Task inputs —
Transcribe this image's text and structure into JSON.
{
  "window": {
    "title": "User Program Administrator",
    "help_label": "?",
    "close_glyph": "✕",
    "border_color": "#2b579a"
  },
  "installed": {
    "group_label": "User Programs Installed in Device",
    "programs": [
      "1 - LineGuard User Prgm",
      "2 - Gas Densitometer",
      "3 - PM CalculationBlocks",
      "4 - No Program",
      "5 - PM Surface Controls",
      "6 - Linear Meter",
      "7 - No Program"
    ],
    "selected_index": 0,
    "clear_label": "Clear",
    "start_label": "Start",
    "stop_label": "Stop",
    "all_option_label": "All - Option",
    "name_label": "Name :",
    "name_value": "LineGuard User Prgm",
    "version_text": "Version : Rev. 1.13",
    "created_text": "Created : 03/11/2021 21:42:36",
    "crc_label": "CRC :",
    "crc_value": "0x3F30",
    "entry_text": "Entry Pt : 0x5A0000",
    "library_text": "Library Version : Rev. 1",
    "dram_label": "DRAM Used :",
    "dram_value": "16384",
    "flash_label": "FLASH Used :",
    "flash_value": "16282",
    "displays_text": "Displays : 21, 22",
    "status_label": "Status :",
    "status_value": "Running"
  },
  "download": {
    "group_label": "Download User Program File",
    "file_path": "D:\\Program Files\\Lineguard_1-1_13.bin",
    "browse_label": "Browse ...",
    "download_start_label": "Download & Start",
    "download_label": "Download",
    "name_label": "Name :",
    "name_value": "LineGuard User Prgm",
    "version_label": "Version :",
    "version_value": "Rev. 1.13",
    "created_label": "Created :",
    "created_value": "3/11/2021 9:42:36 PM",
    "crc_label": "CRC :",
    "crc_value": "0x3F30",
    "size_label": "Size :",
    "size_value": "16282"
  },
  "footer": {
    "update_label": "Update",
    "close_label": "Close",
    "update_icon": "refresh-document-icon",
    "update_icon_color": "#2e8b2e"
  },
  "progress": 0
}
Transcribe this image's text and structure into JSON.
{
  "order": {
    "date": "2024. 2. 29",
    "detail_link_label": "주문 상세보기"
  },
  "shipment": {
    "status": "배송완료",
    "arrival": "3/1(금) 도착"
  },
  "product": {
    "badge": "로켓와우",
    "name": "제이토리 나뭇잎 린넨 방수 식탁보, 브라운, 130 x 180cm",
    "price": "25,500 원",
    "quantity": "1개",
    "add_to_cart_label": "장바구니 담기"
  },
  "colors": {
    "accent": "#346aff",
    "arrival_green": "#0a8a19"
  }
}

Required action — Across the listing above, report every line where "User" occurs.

Finished task —
    "title": "User Program Administrator",
    "group_label": "User Programs Installed in Device",
      "1 - LineGuard User Prgm",
    "name_value": "LineGuard User Prgm",
    "group_label": "Download User Program File",
    "name_value": "LineGuard User Prgm",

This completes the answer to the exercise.